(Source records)
_ _ _ _

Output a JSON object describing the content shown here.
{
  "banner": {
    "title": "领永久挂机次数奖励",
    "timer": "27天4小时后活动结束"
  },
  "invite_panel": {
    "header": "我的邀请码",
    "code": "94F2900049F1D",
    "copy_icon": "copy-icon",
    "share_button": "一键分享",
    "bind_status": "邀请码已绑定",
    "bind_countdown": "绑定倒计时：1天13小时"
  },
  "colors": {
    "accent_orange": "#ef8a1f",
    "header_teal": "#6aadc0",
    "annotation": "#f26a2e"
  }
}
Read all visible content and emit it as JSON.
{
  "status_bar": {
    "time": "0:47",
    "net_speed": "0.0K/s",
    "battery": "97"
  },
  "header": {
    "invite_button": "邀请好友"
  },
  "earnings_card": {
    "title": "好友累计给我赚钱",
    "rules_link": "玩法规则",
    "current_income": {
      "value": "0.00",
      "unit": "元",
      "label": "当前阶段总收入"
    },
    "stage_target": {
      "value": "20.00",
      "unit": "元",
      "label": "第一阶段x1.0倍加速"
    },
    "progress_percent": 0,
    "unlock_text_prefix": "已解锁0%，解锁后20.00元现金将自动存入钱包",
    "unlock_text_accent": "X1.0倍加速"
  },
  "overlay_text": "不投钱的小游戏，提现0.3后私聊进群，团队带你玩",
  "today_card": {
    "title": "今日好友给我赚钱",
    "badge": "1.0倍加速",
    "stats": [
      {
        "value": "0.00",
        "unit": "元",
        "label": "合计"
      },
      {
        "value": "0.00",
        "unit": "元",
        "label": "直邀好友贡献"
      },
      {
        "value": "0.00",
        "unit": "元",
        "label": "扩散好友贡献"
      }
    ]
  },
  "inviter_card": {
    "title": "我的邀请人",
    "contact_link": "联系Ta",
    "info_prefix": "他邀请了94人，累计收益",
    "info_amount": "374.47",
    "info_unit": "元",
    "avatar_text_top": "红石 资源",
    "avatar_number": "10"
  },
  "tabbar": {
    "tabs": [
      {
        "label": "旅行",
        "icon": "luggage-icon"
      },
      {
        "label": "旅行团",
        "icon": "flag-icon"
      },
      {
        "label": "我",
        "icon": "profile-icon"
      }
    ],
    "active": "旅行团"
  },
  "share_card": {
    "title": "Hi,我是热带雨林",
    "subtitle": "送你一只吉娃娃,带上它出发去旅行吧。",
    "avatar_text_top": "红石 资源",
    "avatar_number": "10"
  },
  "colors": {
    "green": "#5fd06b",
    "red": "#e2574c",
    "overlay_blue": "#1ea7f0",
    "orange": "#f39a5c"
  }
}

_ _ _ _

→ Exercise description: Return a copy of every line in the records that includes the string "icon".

→ Reply to the exercise:
    "copy_icon": "copy-icon",
        "icon": "luggage-icon"
        "icon": "flag-icon"
        "icon": "profile-icon"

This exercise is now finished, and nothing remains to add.